To conclude that he applied simply because he “wanted to belong” not only reflects a lack of imagination, but a lack of understanding of what is involved in serious (or even not so serious) research.
Image by Abdul Vas
It comes down to this: Southern heritage advocates are their own worst enemies. We can see this clearly at work in last night’s decision on the part of the Memphis City Council to change the names of three parks named in honor of the Confederacy. Forrest Park is at center stage. In an interview with a local news reporter, Lee Millar of the Sons of Confederate Veterans had this to say in defense of Forrest:
Forrest was known as a very humane slave trader…. He never split families.
That, my friends, is a morally bankrupt position. What I find truly startling, however, is that anyone would go ahead and actually make this point on television for public consumption. Millar certainly deserves some kind of award. At least H.K. Edgerton decided to leave the costume at home. Their only hope last night was that the state government would step in with legislation that would make it illegal to change the names of parks named after military leaders. You gotta love the irony in that. 🙂
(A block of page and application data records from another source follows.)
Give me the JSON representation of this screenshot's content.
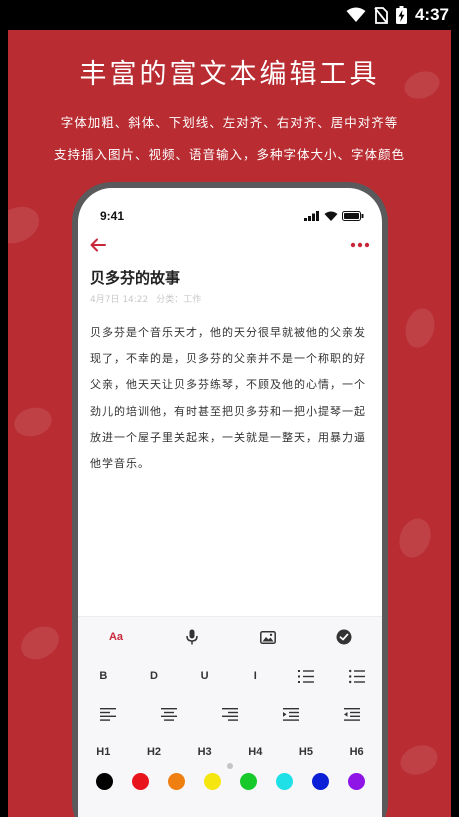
{
  "status_bar": {
    "time": "4:37"
  },
  "promo": {
    "title": "丰富的富文本编辑工具",
    "line1": "字体加粗、斜体、下划线、左对齐、右对齐、居中对齐等",
    "line2": "支持插入图片、视频、语音输入，多种字体大小、字体颜色",
    "background_color": "#b82c32"
  },
  "phone": {
    "time": "9:41",
    "note": {
      "title": "贝多芬的故事",
      "date": "4月7日 14:22",
      "category": "分类：工作",
      "body": "贝多芬是个音乐天才，他的天分很早就被他的父亲发现了，不幸的是，贝多芬的父亲并不是一个称职的好父亲，他天天让贝多芬练琴，不顾及他的心情，一个劲儿的培训他，有时甚至把贝多芬和一把小提琴一起放进一个屋子里关起来，一关就是一整天，用暴力逼他学音乐。"
    },
    "toolbar": {
      "row1": {
        "font_label": "Aa",
        "icons": [
          "microphone-icon",
          "image-icon",
          "check-circle-icon"
        ]
      },
      "row2": [
        "B",
        "D",
        "U",
        "I"
      ],
      "row2_icons": [
        "ordered-list-icon",
        "bullet-list-icon"
      ],
      "row3_icons": [
        "align-left-icon",
        "align-center-icon",
        "align-right-icon",
        "indent-increase-icon",
        "indent-decrease-icon"
      ],
      "headings": [
        "H1",
        "H2",
        "H3",
        "H4",
        "H5",
        "H6"
      ],
      "colors": [
        "#000000",
        "#e8141c",
        "#f07f12",
        "#f6e60f",
        "#18c92a",
        "#1ee0e6",
        "#0a1fd6",
        "#8f14e6"
      ]
    },
    "accent_color": "#c8283a"
  }
}
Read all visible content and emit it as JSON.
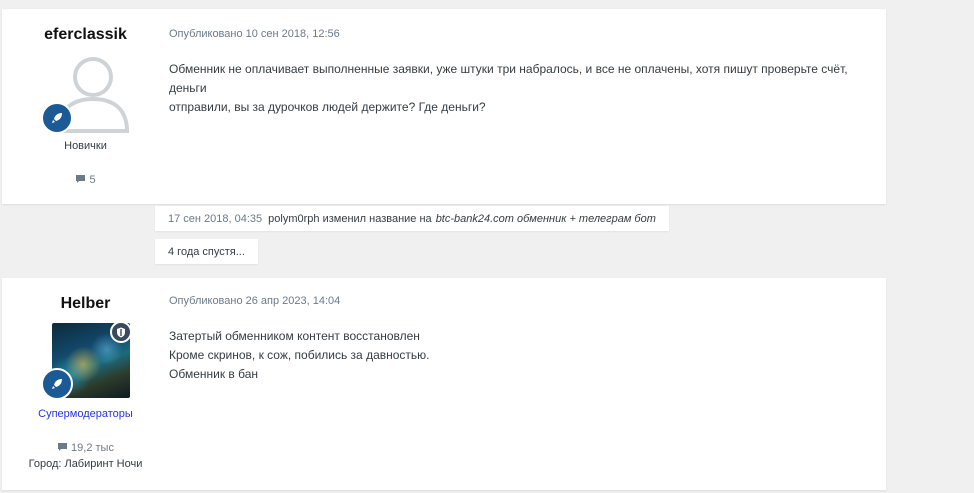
{
  "posts": [
    {
      "author": "eferclassik",
      "group": "Новички",
      "post_count": "5",
      "date": "Опубликовано 10 сен 2018, 12:56",
      "body": [
        "Обменник не оплачивает выполненные заявки, уже штуки три набралось, и все не оплачены, хотя пишут проверьте счёт, деньги",
        "отправили, вы за дурочков людей держите? Где деньги?"
      ]
    },
    {
      "author": "Helber",
      "group": "Супермодераторы",
      "post_count": "19,2 тыс",
      "location": "Город: Лабиринт Ночи",
      "date": "Опубликовано 26 апр 2023, 14:04",
      "body": [
        "Затертый обменником контент восстановлен",
        "Кроме скринов, к сож, побились за давностью.",
        "Обменник в бан"
      ]
    }
  ],
  "event": {
    "date": "17 сен 2018, 04:35",
    "user": "polym0rph",
    "action": "изменил название на",
    "new_title": "btc-bank24.com обменник + телеграм бот"
  },
  "time_gap": "4 года спустя...",
  "icons": {
    "rank": "rocket-icon",
    "moderator": "shield-icon",
    "posts": "comment-icon",
    "default_avatar": "user-silhouette-icon"
  },
  "colors": {
    "rank_badge": "#1c5a96",
    "moderator_group": "#2a35d6",
    "meta_text": "#6b7a87"
  }
}
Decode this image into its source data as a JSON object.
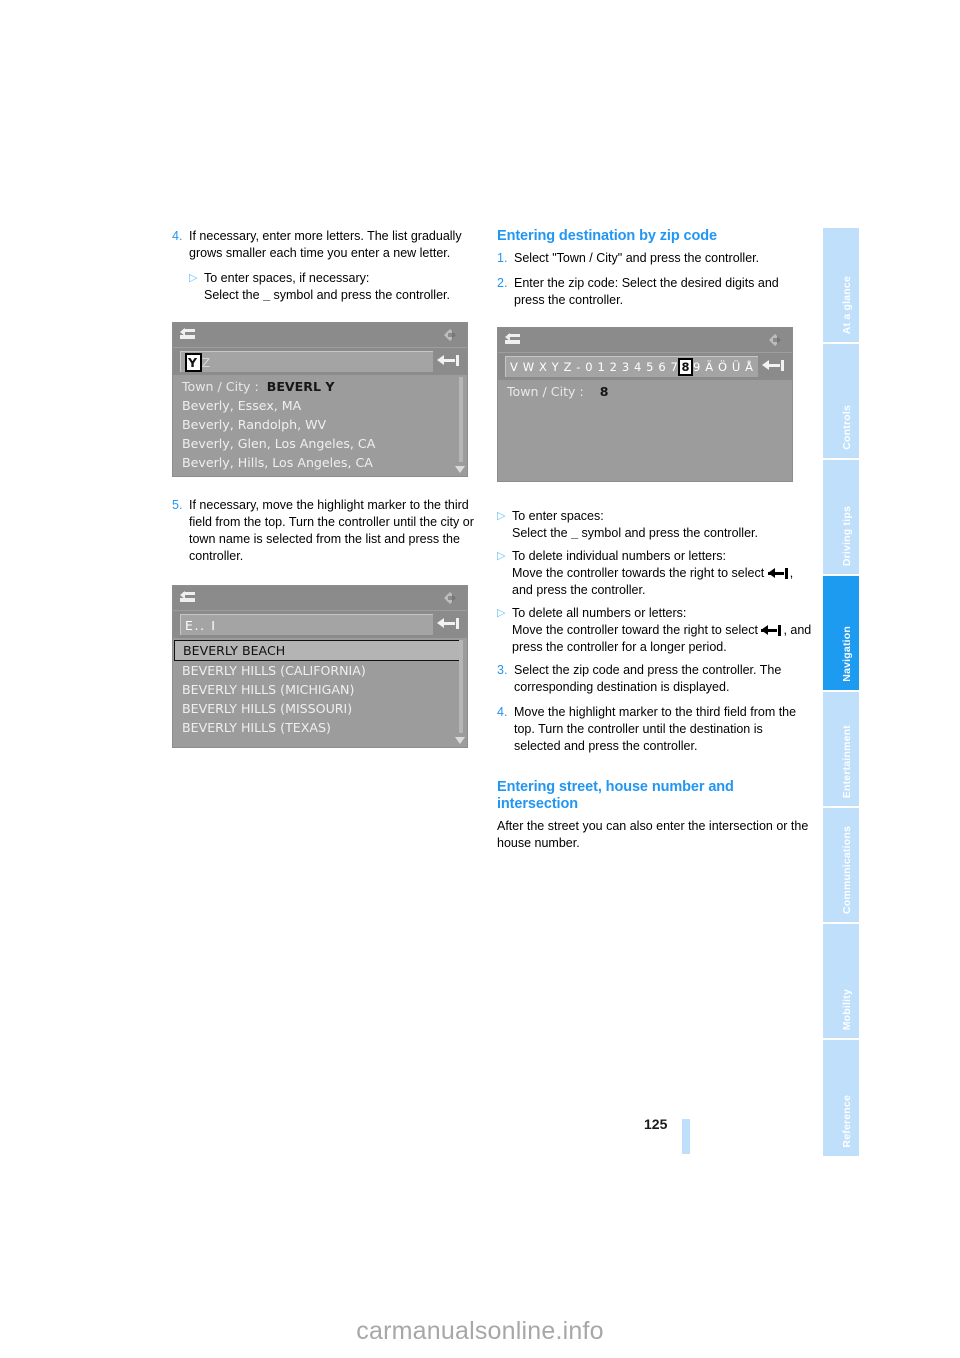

Regardless of whether they like it or not, it’s time for Confederate heritage advocates to adopt a new strategy. No one should have been surprised by the council’s decision, least of all the SCV. They should have from the beginning jumped on board with a name change that added Ida B. Wells to the park. Now they stand to lose Forrest completely from the landscape.
And when you say idiotic things about “human slave traders” you deserve to lose it all.
This story just keeps getting more bizarre by the hour. Earlier today it looked like the Memphis City Council was going to vote to change the name of Forrest Park to Forrest – Wells Park, in honor of Ida B. Wells. Of course, local heritage organizers decided to shuttle in H.K. Edgerton to speak on behalf of a slave trader and member of the Ku Klux Klan. A few hour ago it looked like the council was going to rush through a vote to beat the passage of legislation on the state level (PDF) that would make it illegal to change the name of any public space named after a military figure. The latest news is that a decision was made to temporarily change the names of three city parks:
- Forrest Park will now be known as Health Sciences Park.
- Confederate Park is now Memphis Park.
- Jefferson Davis Park is now Mississippi River Park.
And there you have it. I assume they will re-visit this issue at a later date. As always, I am happy with what the local community decides through their local elected officials.
That said, I do hope they decide to amend the name of the park to include Wells rather than discard Forrest entirely. The dedication of a park after such an individual tells us something important about the history of race and white power in Memphis’s history. Tearing it down does little more than erase that history from public view. Adding a monument and/or marker to Ida B. Wells compliments the Forrest monument in any number of ways. It reflects the voices of a part of the community that was prevented from taking part in the process that led to the original dedication and, more importantly, it reflects a stark change of values.
Think of the interpretive possibilities: a woman who fought for civil rights and worked tirelessly to bring an end to lynchings alongside a slave-trader, Confederate general responsible for one of the largest massacres during the Civil War and member of the KKK. If Forrest did make an honest overture toward the black community at the very end of his life than it should, in some way, be acknowledged. Does he deserve to be celebrated for it? No.